Kofi Annan: Charge of ‘Genocide’ Should Not Be Used ‘Loosely’ in Arakan State

By Moe Myint 6 December 2016

RANGOON – Chairman of the Arakan State Advisory Commission Kofi Annan told reporters at a Rangoon press conference that when describing the crisis in Arakan State, the term “genocide” should be used with caution.

Reporters at the event on Tuesday questioned former UN secretary Annan about whether Burmese security forces were committing genocide against the self-identifying Rohingya population in Arakan State’s Maungdaw Township, as some international coverage of the region’s crisis has suggested.

Genocide, Mr. Annan said, “is a very serious charge that requires legal review and judicial determination. It is not a charge that should be thrown around loosely.”

In late November, the BBC World Service published a story in which a UN refugee agency official in Bangladesh was quoted as accusing the Burmese government of committing ethnic cleansing against the country’s Muslim minority. The government denied the claim.

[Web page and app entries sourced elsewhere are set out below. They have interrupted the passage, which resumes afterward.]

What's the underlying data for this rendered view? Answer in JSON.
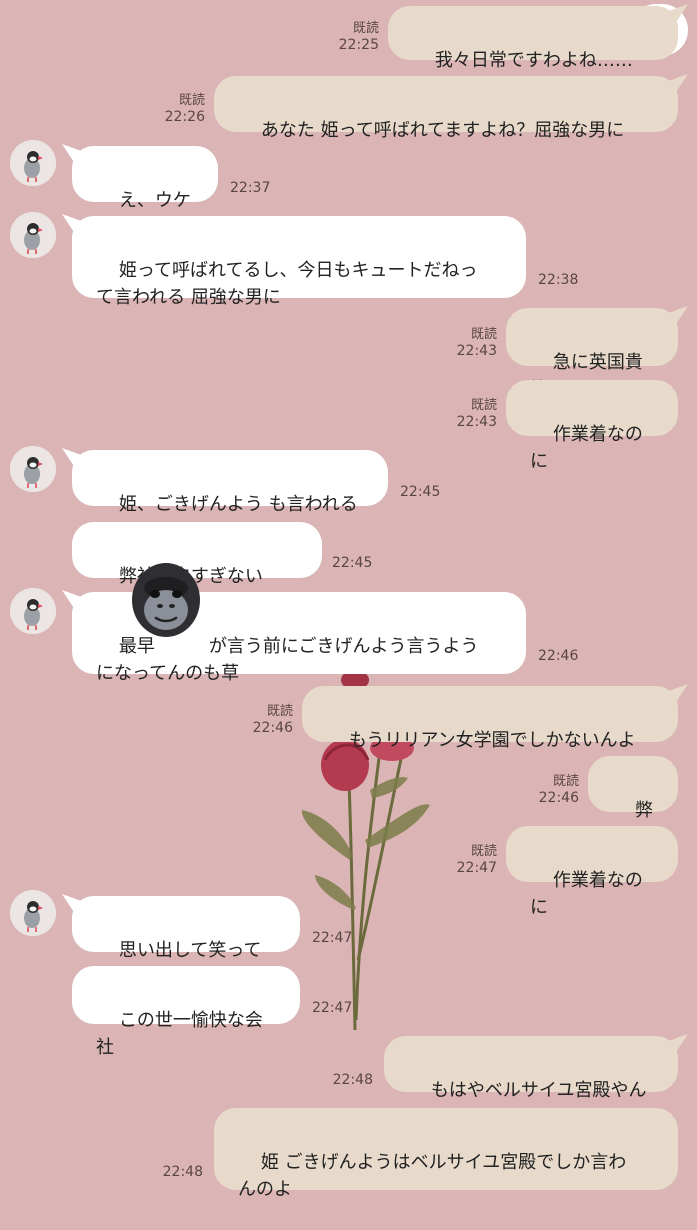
{
  "messages": [
    {
      "side": "out",
      "lines": "我々日常ですわよね……",
      "read": "既読",
      "time": "22:25"
    },
    {
      "side": "out",
      "lines": "あなた 姫って呼ばれてますよね？屈強な男に",
      "read": "既読",
      "time": "22:26"
    },
    {
      "side": "in",
      "lines": "え、ウケる",
      "time": "22:37"
    },
    {
      "side": "in",
      "lines": "姫って呼ばれてるし、今日もキュートだねっ\nて言われる 屈強な男に",
      "time": "22:38"
    },
    {
      "side": "out",
      "lines": "急に英国貴族",
      "read": "既読",
      "time": "22:43"
    },
    {
      "side": "out",
      "lines": "作業着なのに",
      "read": "既読",
      "time": "22:43"
    },
    {
      "side": "in",
      "lines": "姫、ごきげんよう も言われる",
      "time": "22:45"
    },
    {
      "side": "in",
      "lines": "弊社面白すぎないか？",
      "time": "22:45"
    },
    {
      "side": "in",
      "lines": "最早　　　が言う前にごきげんよう言うよう\nになってんのも草",
      "time": "22:46"
    },
    {
      "side": "out",
      "lines": "もうリリアン女学園でしかないんよ",
      "read": "既読",
      "time": "22:46"
    },
    {
      "side": "out",
      "lines": "弊社",
      "read": "既読",
      "time": "22:46"
    },
    {
      "side": "out",
      "lines": "作業着なのに",
      "read": "既読",
      "time": "22:47"
    },
    {
      "side": "in",
      "lines": "思い出して笑ってる",
      "time": "22:47"
    },
    {
      "side": "in",
      "lines": "この世一愉快な会社",
      "time": "22:47"
    },
    {
      "side": "out",
      "lines": "もはやベルサイユ宮殿やん",
      "time": "22:48"
    },
    {
      "side": "out",
      "lines": "姫 ごきげんようはベルサイユ宮殿でしか言わ\nんのよ",
      "time": "22:48"
    }
  ],
  "icons": {
    "announcement": "megaphone-icon",
    "avatar": "bird-avatar-icon",
    "sticker": "gorilla-icon",
    "background": "rose-icon"
  },
  "colors": {
    "background": "#dbb5b5",
    "incoming_bubble": "#ffffff",
    "outgoing_bubble": "#e7dacb"
  }
}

Burma’s State Counselor Daw Aung San Suu Kyi was asked about the Arakan State conflict in a Dec. 2 interview with Channel News Asia.

“I would appreciate so much if the international community would help us to maintain peace and stability and to make progress in building better relations between the two communities instead of always drumming up calls for bigger fires of resentment,” she said.

Kofi Annan came to Burma in late November to learn more about the situation in Arakan State following recent armed clashes between the Burma Army and militants in Maungdaw Township. For three days, he and the eight other commission members visited Buthidaung and Myaypon townships and the ancient city of Mrauk-U, and the delegation toured villages in northern Maungdaw Township, an area where rights groups have said that army abuses and rights violations took place and communities were destroyed.

Despite efforts to document the different perspectives of both Arakanese and Muslim community and religious leaders and youth, few local Arakanese civil society organizations or politicians have agreed to speak face-to-face with Mr. Annan and the commission, arguing that the delegation is interfering in Arakan State’s internal affairs.

Participants in a meeting with Kofi Annan on Monday told The Irrawaddy that the lack of collaboration from the Buddhist Arakanese community had left the commission chairman feeling “unsettled.”

On Monday and Tuesday, Mr. Annan conducted meetings with Burma’s President U Htin Kyaw, State Counselor Daw Aung San Suu Kyi, the army’s commander-in-chief Snr-Gen Min Aung Hlaing, as well as with Arakanese lawmakers.

Since the Burma Army declared Maungdaw Township an operation zone, journalists have not been allowed to obtain news from the region independently; humanitarian assistance has also been largely blocked.

During the meeting with Snr-Gen Min Aung Hlaing, Mr. Annan encouraged a shift in the restrictions for media and international relief organizations’ access to the area. Lifting these barriers, he explained, would also serve to create better understanding of the communities’ circumstances and the events taking place on the ground.

“There are so many stories and rumors. People don’t know what is what,” he said. “Transparency is a powerful tool to eliminate some of the rumors. The press will also be allowed to do their work,” he pointed out.

The Arakan State Advisory Commission will deliver its preliminary report to the Union government in February.